### TASK INSTRUCTIONS
What is needed is the complete listing, repeated exactly.

Segment Start: PROVIDED DATA

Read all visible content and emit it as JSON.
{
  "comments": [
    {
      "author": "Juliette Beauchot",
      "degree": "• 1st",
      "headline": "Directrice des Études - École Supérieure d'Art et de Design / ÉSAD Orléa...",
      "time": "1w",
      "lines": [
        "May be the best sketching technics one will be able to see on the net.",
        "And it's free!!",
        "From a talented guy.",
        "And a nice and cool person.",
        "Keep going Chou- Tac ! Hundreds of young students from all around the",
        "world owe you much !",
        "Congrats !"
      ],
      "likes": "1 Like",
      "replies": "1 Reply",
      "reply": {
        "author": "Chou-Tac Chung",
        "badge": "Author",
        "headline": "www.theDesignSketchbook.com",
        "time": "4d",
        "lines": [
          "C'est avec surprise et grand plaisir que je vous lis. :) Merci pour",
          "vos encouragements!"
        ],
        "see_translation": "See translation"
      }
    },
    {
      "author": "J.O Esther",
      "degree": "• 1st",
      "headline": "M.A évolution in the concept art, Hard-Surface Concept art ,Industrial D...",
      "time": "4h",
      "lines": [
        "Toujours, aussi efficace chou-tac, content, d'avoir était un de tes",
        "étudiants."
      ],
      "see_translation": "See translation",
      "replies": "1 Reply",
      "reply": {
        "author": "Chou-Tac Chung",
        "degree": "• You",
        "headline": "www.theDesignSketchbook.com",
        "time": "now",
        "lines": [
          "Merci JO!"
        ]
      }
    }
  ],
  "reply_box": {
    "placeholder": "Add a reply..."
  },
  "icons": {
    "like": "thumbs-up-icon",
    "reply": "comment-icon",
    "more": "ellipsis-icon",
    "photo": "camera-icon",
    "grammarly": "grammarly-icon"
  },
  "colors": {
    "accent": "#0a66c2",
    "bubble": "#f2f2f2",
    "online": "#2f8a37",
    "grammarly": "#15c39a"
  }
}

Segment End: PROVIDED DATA

### OUTPUT
Read all visible content and emit it as JSON.
{
  "comments": [
    {
      "author": "Juliette Beauchot",
      "degree": "• 1st",
      "headline": "Directrice des Études - École Supérieure d'Art et de Design / ÉSAD Orléa...",
      "time": "1w",
      "lines": [
        "May be the best sketching technics one will be able to see on the net.",
        "And it's free!!",
        "From a talented guy.",
        "And a nice and cool person.",
        "Keep going Chou- Tac ! Hundreds of young students from all around the",
        "world owe you much !",
        "Congrats !"
      ],
      "likes": "1 Like",
      "replies": "1 Reply",
      "reply": {
        "author": "Chou-Tac Chung",
        "badge": "Author",
        "headline": "www.theDesignSketchbook.com",
        "time": "4d",
        "lines": [
          "C'est avec surprise et grand plaisir que je vous lis. :) Merci pour",
          "vos encouragements!"
        ],
        "see_translation": "See translation"
      }
    },
    {
      "author": "J.O Esther",
      "degree": "• 1st",
      "headline": "M.A évolution in the concept art, Hard-Surface Concept art ,Industrial D...",
      "time": "4h",
      "lines": [
        "Toujours, aussi efficace chou-tac, content, d'avoir était un de tes",
        "étudiants."
      ],
      "see_translation": "See translation",
      "replies": "1 Reply",
      "reply": {
        "author": "Chou-Tac Chung",
        "degree": "• You",
        "headline": "www.theDesignSketchbook.com",
        "time": "now",
        "lines": [
          "Merci JO!"
        ]
      }
    }
  ],
  "reply_box": {
    "placeholder": "Add a reply..."
  },
  "icons": {
    "like": "thumbs-up-icon",
    "reply": "comment-icon",
    "more": "ellipsis-icon",
    "photo": "camera-icon",
    "grammarly": "grammarly-icon"
  },
  "colors": {
    "accent": "#0a66c2",
    "bubble": "#f2f2f2",
    "online": "#2f8a37",
    "grammarly": "#15c39a"
  }
}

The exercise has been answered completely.